WORK REQUIRED »
Scan the records and identify every line in which the string "number" occurs, then return those lines.

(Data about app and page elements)
==================================================

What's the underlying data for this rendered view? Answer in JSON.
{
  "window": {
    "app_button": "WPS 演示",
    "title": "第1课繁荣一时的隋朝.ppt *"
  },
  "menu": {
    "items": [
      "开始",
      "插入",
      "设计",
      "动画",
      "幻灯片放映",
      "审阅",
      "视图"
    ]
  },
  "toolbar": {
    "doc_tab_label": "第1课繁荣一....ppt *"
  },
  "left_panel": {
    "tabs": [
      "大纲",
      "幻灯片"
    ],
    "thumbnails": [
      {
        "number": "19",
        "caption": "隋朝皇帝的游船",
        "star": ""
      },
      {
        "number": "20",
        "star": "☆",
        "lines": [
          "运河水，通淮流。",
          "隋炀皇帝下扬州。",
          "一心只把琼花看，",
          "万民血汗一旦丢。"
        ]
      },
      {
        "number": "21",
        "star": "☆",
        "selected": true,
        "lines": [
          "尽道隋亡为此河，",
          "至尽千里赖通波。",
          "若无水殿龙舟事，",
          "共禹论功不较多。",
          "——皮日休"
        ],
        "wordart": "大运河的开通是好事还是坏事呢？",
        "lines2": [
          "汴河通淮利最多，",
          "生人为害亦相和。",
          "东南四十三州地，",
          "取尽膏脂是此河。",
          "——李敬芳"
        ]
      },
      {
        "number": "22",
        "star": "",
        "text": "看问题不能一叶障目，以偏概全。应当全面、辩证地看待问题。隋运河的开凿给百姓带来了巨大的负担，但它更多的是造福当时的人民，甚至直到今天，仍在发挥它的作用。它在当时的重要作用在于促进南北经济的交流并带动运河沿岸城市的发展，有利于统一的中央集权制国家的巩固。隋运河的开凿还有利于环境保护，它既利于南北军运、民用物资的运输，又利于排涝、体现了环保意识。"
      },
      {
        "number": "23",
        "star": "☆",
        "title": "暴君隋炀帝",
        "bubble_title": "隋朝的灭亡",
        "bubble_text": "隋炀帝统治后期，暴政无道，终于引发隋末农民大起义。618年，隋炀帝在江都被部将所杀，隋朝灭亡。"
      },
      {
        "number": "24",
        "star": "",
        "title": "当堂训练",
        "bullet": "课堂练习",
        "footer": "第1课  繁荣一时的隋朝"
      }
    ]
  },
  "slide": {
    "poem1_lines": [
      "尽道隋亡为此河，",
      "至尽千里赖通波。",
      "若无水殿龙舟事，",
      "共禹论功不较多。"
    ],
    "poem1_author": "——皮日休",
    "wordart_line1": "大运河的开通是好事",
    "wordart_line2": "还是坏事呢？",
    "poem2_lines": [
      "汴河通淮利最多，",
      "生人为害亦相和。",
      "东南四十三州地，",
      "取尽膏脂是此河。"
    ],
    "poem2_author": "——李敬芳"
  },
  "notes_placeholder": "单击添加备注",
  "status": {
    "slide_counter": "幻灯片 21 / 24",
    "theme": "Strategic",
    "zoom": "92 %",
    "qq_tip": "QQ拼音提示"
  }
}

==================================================

YOUR SOLUTION »
        "number": "19",
        "number": "20",
        "number": "21",
        "number": "22",
        "number": "23",
        "number": "24",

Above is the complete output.